Fernandes said those who want to oust Nagle because he lives in Sebastopol could gather the signatures to compel an election in March, but the provisional appointee would only serve from April to November 2022 when the seat would be up for grabs anyway. It would cost the district probably around $100,000 more, she said.
The vice board president said the challengers tried to persuade the district numerous times that they would cancel the lawsuit if the district changed its stance.
“There was a lot of bullying going on and I don’t use that word frivolously, but there was a lot of nastiness and it was kind of sad, it’s kind of hard to have to deal with,” Fernandes said, adding the district knew it had good lawyers and followed the law. “And for them to waste the community’s money that they raised on this seems very frivolous, and for them to have us spend money on a lawyer was extremely frivolous.”
Fernandes said that the lawsuit could be paid for with bond money and not the general fund, being related to CEQA, but it still took away funds for projects like fixing its facilities and buildings that would benefit students.
“Once the recall was decided and this now has been put to bed as well, at least for the moment, we can now get back to doing the business of this school district without all of this other stuff looming over our heads,” Fernandes said.

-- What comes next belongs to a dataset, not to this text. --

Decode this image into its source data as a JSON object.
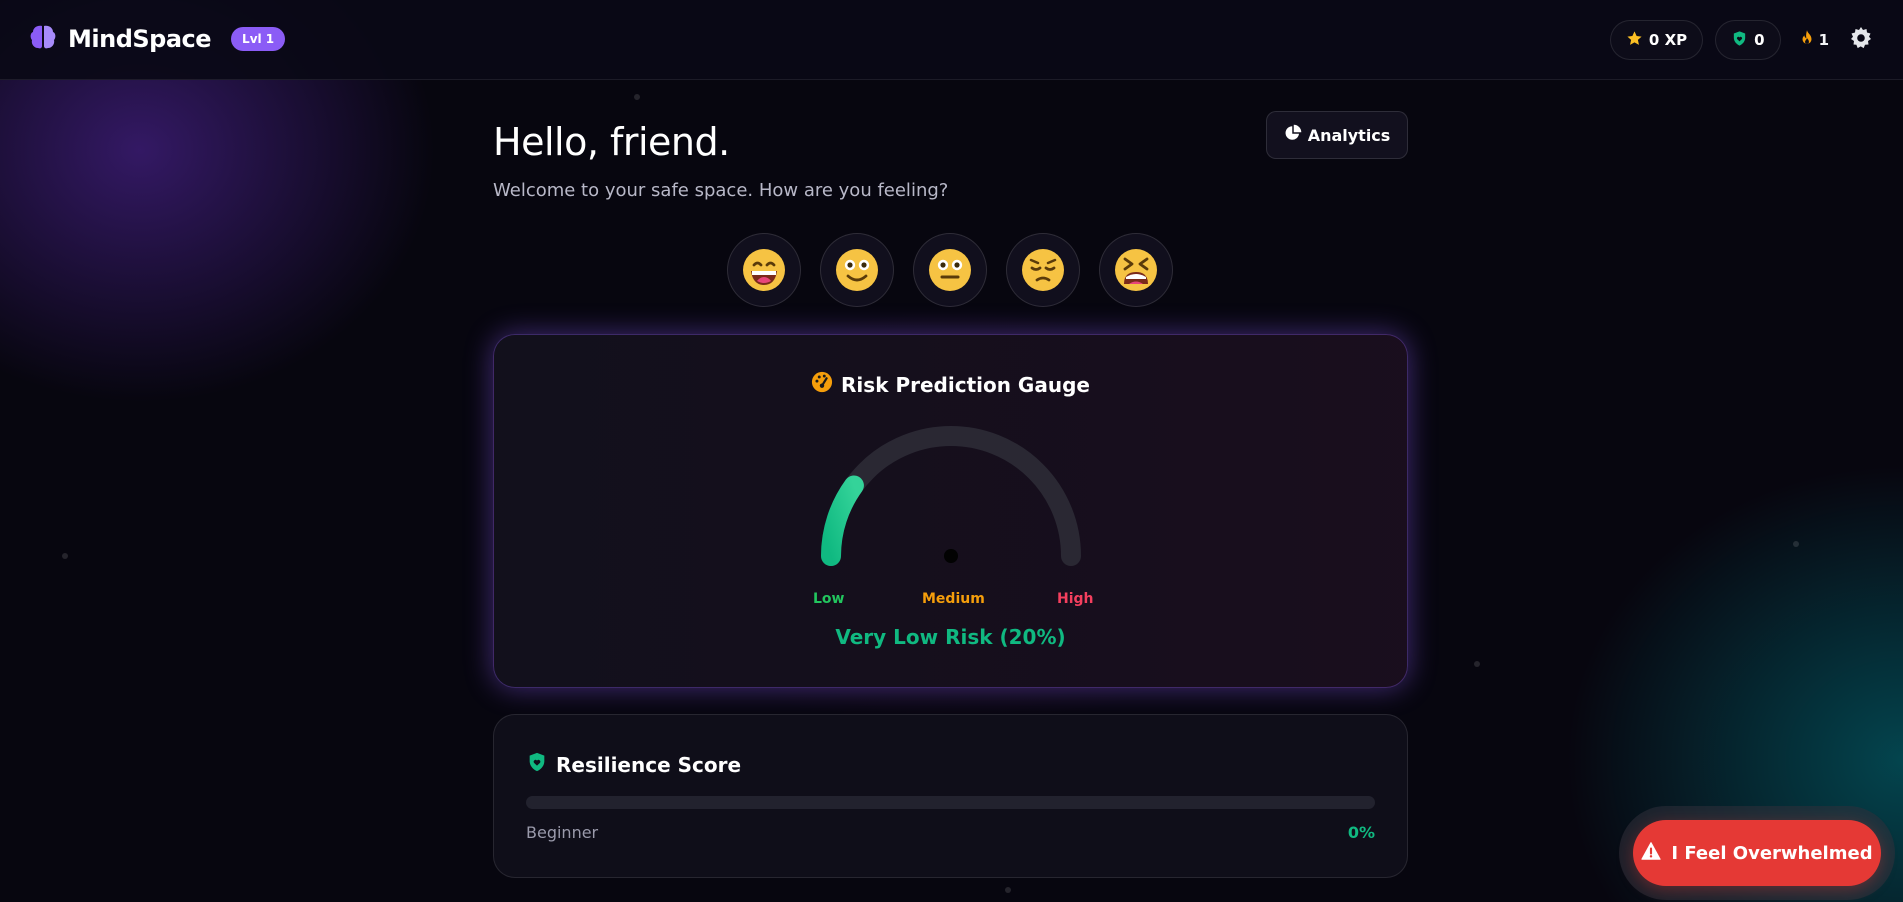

This article was produced by SoCoNews. See more news at soconews.org